When compared to the 2014 Voodoo Overlord version they have “flame tempered” the connective piece in the handle. Hence the addition of FT to the name. They have also updated the alloy in the barrel with some additives for wall strength and pop with a new X12 alloy (not the X10).
It also feels slightly more endloaded than the previous year’s version. I’ve used my trusty swing weight calculator to get a number on the swing weight and that is marginally true, but both the 2014 and 2015 VooDoo Overlord should be considered end-loaded or swing heavy bats. Compared to the 2015 Baseball CF7 the Voodoo Overlord FT swings about 13% higher when comparing similar lengths. If you were looking for a CF7 that has a similar swing weight to your VooDoo FT you’ll need 2 to 3 inches more.
The overall rating uses seven different weighted metrics to determine our overall score. Half of total rating comes from the player and our exit speed tests (Player Rating: 25%, Performance: 25%).The other categories are Relevance (20%), Demand (10%), Durability (10%), Resell Score (5%), and Tech Specs (5%).
*: When a bat is denoted by a star (*) it is a preliminary rating. Expect it to be updated as we learn more about the bat and gather more data.
(PlaRa) Player Rating: We measure player rating from user reviews. Those users include our own hitters that we test at the lab as well as reviews we find online.
(ExVe) Performance: Performance measures the exit speeds and distances we capture in our hitting lab with HitTrax using these bats.
(Relv) Relevance: We measure the number of sizes and the MOI of the bat. Bats with a wider range of options get a better score.
(Dmnd) Demand: Demand is measured by consumer sentiment and the buzz around the bat.
(Drb) Durability: A bat’s durability is measured by user reviews as well as feedback from manufacturers.
(ReSl) Resell Score: Based on the price the bats go for used. Higher prices mean greater user demand which means, generally, a better bat. A resell value closer to its original price means a higher score.
(Tech) Tech Specs: We rate the bat on its technological advancements from previous years and compared to the industry at large. This is our chance to reward companies who are trying to innovate.
MOI or Mass Moment of Inertia is a measurement of bat swing weight. This quantifies how difficult it is to swing a bat. The industry often refers to this as things like End Load or Balanced but those words have been overused to the point of meaninglessness. We measure the actual swing weights of each bat we test using the industry-standard pendulum period, balance point, and scale weight. You can read more about that here.

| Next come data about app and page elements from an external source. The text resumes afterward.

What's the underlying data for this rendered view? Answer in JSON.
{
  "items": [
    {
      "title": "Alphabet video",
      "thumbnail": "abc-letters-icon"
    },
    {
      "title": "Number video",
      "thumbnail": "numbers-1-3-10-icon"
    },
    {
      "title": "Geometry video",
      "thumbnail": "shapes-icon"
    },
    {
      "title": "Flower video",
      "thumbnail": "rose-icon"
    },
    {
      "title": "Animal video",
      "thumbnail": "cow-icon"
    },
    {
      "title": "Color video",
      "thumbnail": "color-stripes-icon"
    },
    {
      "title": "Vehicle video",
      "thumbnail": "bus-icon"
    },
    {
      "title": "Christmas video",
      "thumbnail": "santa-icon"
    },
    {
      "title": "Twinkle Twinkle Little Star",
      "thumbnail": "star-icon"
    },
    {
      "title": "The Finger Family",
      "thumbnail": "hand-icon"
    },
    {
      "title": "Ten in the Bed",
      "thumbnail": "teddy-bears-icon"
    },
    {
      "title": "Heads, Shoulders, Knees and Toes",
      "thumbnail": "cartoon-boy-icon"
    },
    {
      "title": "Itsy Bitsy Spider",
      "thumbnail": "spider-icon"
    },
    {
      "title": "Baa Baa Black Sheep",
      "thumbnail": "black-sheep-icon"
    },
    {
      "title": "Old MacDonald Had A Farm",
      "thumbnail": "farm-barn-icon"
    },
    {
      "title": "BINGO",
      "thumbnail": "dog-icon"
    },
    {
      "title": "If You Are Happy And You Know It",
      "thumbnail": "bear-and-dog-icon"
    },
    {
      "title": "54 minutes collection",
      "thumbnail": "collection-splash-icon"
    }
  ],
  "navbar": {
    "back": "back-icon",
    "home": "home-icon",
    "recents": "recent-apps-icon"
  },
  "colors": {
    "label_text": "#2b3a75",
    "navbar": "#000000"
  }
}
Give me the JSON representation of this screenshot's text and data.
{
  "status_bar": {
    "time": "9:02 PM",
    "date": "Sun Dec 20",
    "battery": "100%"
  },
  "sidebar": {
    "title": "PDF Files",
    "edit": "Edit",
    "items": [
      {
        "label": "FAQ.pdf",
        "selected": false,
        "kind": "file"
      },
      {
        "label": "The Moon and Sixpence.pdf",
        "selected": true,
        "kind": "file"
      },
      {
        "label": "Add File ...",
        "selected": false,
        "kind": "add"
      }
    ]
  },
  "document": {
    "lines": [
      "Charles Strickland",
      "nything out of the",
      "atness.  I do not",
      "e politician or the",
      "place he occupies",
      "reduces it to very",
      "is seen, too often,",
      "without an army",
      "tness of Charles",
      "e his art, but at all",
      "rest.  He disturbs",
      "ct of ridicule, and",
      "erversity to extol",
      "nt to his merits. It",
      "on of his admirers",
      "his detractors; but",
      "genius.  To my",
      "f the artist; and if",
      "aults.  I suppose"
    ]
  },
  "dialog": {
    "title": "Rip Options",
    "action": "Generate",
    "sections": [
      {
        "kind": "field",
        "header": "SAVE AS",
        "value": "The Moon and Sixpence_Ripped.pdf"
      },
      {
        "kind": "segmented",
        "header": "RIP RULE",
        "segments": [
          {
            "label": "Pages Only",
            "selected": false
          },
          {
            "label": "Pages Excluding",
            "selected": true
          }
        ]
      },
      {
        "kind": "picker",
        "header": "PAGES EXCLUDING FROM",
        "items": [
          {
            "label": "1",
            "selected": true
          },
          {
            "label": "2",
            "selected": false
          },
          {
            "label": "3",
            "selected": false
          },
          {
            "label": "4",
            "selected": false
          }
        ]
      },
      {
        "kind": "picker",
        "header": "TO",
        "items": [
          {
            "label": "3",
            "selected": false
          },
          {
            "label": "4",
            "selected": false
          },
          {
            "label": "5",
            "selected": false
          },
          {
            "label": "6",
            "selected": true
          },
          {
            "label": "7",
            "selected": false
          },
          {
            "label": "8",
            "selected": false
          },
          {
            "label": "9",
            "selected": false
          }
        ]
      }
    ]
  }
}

The price is the original MSRP price of the bat.
The types of bats are single-piece alloy (SPA), two-piece composite (TPC), single-piece composite (SPC), hybrid (Hyb.), and wood (Wood). Hybrid bats are made of composite handles and alloy barrles.
The estimated date the bat began distribution.